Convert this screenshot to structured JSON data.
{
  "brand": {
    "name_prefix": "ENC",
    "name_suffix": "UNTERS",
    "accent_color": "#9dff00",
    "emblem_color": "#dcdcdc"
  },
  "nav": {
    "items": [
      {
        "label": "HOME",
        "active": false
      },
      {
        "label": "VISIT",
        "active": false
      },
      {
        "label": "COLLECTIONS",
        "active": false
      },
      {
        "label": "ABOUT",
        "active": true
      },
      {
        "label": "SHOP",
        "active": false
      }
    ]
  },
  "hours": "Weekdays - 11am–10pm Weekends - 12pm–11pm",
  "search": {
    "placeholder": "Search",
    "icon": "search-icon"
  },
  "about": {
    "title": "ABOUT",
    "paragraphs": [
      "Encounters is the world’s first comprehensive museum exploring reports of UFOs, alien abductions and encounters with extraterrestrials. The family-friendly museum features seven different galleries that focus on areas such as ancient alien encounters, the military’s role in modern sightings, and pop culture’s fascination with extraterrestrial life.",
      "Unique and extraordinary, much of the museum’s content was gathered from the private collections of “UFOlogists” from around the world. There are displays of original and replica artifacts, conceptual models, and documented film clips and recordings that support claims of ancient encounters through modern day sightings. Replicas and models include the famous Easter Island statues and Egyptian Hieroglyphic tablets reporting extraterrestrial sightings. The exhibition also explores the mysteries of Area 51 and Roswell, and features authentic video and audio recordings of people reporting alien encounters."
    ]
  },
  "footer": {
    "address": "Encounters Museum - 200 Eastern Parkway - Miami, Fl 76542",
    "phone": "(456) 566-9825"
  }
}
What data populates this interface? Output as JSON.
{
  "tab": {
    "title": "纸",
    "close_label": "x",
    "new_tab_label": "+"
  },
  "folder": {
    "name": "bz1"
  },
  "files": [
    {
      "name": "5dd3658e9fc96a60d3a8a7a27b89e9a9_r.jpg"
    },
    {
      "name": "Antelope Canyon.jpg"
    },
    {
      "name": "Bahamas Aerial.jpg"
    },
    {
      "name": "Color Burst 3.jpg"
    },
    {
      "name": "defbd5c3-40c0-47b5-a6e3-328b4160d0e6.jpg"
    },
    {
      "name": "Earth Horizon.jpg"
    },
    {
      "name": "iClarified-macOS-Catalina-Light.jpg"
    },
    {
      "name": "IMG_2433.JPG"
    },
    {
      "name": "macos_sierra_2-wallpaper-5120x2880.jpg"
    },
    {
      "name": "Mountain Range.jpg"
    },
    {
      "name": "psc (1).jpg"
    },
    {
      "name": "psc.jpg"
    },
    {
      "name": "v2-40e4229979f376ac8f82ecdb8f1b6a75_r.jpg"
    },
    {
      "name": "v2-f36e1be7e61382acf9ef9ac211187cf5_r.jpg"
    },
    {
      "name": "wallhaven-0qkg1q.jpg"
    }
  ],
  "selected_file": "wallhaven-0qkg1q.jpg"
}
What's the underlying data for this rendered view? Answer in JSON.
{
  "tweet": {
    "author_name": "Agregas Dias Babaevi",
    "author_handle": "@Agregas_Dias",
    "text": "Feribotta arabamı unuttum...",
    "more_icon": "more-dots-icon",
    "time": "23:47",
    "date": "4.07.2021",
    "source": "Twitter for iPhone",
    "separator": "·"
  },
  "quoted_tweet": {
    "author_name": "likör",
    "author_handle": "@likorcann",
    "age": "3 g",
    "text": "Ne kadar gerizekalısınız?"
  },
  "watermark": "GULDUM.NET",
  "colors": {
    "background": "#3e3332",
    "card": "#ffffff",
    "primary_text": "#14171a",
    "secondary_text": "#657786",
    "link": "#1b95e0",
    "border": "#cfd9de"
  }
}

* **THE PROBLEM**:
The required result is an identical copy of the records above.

* **THE COMPLETED TASK**:
Convert this screenshot to structured JSON data.
{
  "brand": {
    "name_prefix": "ENC",
    "name_suffix": "UNTERS",
    "accent_color": "#9dff00",
    "emblem_color": "#dcdcdc"
  },
  "nav": {
    "items": [
      {
        "label": "HOME",
        "active": false
      },
      {
        "label": "VISIT",
        "active": false
      },
      {
        "label": "COLLECTIONS",
        "active": false
      },
      {
        "label": "ABOUT",
        "active": true
      },
      {
        "label": "SHOP",
        "active": false
      }
    ]
  },
  "hours": "Weekdays - 11am–10pm Weekends - 12pm–11pm",
  "search": {
    "placeholder": "Search",
    "icon": "search-icon"
  },
  "about": {
    "title": "ABOUT",
    "paragraphs": [
      "Encounters is the world’s first comprehensive museum exploring reports of UFOs, alien abductions and encounters with extraterrestrials. The family-friendly museum features seven different galleries that focus on areas such as ancient alien encounters, the military’s role in modern sightings, and pop culture’s fascination with extraterrestrial life.",
      "Unique and extraordinary, much of the museum’s content was gathered from the private collections of “UFOlogists” from around the world. There are displays of original and replica artifacts, conceptual models, and documented film clips and recordings that support claims of ancient encounters through modern day sightings. Replicas and models include the famous Easter Island statues and Egyptian Hieroglyphic tablets reporting extraterrestrial sightings. The exhibition also explores the mysteries of Area 51 and Roswell, and features authentic video and audio recordings of people reporting alien encounters."
    ]
  },
  "footer": {
    "address": "Encounters Museum - 200 Eastern Parkway - Miami, Fl 76542",
    "phone": "(456) 566-9825"
  }
}
What data populates this interface? Output as JSON.
{
  "tab": {
    "title": "纸",
    "close_label": "x",
    "new_tab_label": "+"
  },
  "folder": {
    "name": "bz1"
  },
  "files": [
    {
      "name": "5dd3658e9fc96a60d3a8a7a27b89e9a9_r.jpg"
    },
    {
      "name": "Antelope Canyon.jpg"
    },
    {
      "name": "Bahamas Aerial.jpg"
    },
    {
      "name": "Color Burst 3.jpg"
    },
    {
      "name": "defbd5c3-40c0-47b5-a6e3-328b4160d0e6.jpg"
    },
    {
      "name": "Earth Horizon.jpg"
    },
    {
      "name": "iClarified-macOS-Catalina-Light.jpg"
    },
    {
      "name": "IMG_2433.JPG"
    },
    {
      "name": "macos_sierra_2-wallpaper-5120x2880.jpg"
    },
    {
      "name": "Mountain Range.jpg"
    },
    {
      "name": "psc (1).jpg"
    },
    {
      "name": "psc.jpg"
    },
    {
      "name": "v2-40e4229979f376ac8f82ecdb8f1b6a75_r.jpg"
    },
    {
      "name": "v2-f36e1be7e61382acf9ef9ac211187cf5_r.jpg"
    },
    {
      "name": "wallhaven-0qkg1q.jpg"
    }
  ],
  "selected_file": "wallhaven-0qkg1q.jpg"
}
What's the underlying data for this rendered view? Answer in JSON.
{
  "tweet": {
    "author_name": "Agregas Dias Babaevi",
    "author_handle": "@Agregas_Dias",
    "text": "Feribotta arabamı unuttum...",
    "more_icon": "more-dots-icon",
    "time": "23:47",
    "date": "4.07.2021",
    "source": "Twitter for iPhone",
    "separator": "·"
  },
  "quoted_tweet": {
    "author_name": "likör",
    "author_handle": "@likorcann",
    "age": "3 g",
    "text": "Ne kadar gerizekalısınız?"
  },
  "watermark": "GULDUM.NET",
  "colors": {
    "background": "#3e3332",
    "card": "#ffffff",
    "primary_text": "#14171a",
    "secondary_text": "#657786",
    "link": "#1b95e0",
    "border": "#cfd9de"
  }
}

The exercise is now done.